Glad to know today has been one of the good days!

Sheri said...

BTW Lyn just went to send you an e-mail. I lost your e-mail address. Send me a message so I can add you to my contacts please.

Janet said...

Hello, Lyn!

I have been following your Blog for a while now (and so identify with your journey and struggles) and wanted to share with you a book my medical nutritionist suggested I read that has pretty much changed my life!

Please don't think I'm preaching - I just think you're worth sharing this information with! The book is called: "Eating by the Light of the moon" by Anita Johnson, Ph.D. This is NOT a diet book, and it SO spoke to me in ways I believe it will speak to you too.

You can learn more (and see video) at: www.dranitajohnston.com.

Again, I am only sharing this with you out of support (and thanks for all you share with us!)

Janet

lcinsunnysocal.wordpress.com said...

Amen, Sister!!

Speak truth to power!

Bethany said...

This is so completely true.

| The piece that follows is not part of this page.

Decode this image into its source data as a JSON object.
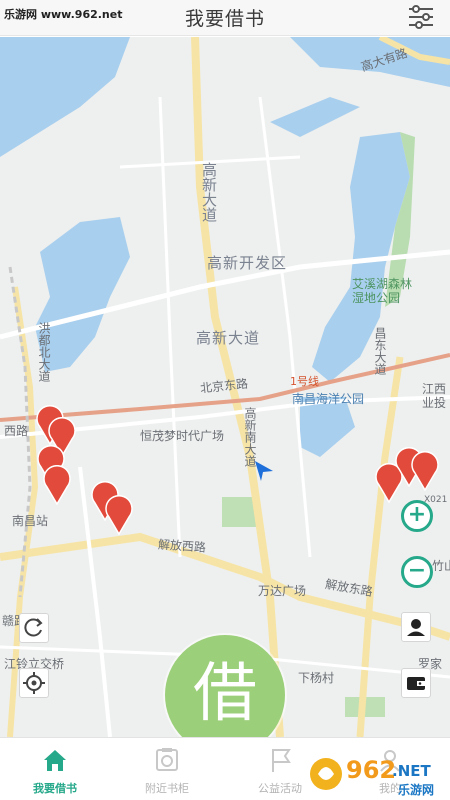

Fat people are dumb and they don't deserve respect or consideration, is the school of thought that a lot of people subscribe to. That is so sad, because I am quite intelligent (had a full ride merit scholarship to a private university), as are many of the other people I know who also happen to be overweight. Just because you have head knowledge does not mean that you always make intelligent decisions...
~Bethany

Angie said...

I totally relate to what you are saying. I actually think fat people know MORE about health and nutrition than anyone! I've read all books, talked to experts etc..

I am not stupid!

Pamela said...

I just wanted to say that I absolutely love this post and agree with you 210%.

Katy said...

There was a TV documentary about dieting and weight loss a few years ago in the UK, presented by Victoria Wood. At one point she said something that really sums it up for me: "what's the point of knowing how many calories there are in a Curly Wurly if you can still eat seven on a bad day?" That's what a lot of people don't get - knowledge is not always power. Not willpower, anyway.

Alexia@theonelastthing.com said...

You said it, sister! This is one of my pet peeves. I probably qualify for an honorary PhD in nutrition, but knowledge alone never helped. I needed awareness, acceptance, and action.

Oh, and here's a clue to people who feel compelled to offer unhelpful comments like that -- shaming has the opposite effect. Duh.

Wow, I'm FUMING. Grr!

Lyn said...

Janet~

That book looks fascinating. I ordered it on amazon. Thanks!

Andra said...

When we first moved to Georgia we had to find a primary care doctor. One day this doctor told me that I need to lose weight and that I should stop eating fried food and cake. Being a fat food addict for many years, you can bet your bottom dollar that I know more about food, dieting and nutrition than this doctor. And I told her so before firing her. Fat ain't stupid. Thank you so much for this post.

lovetoeathatetoexercise.blogspot.com

Mary said...

Not sure if anyone is still checking the comment thread, but I recently read an article that pertains to some of the comments made. Specifically, about why knowing what to do does not always translate into doing it. I found it very interesting!

http://www.theatlantic.com/doc/200811/multiple-personalities

Great blog, BTW, just found it today!

Lyn said...

Thanks, Mary, very interesting article :)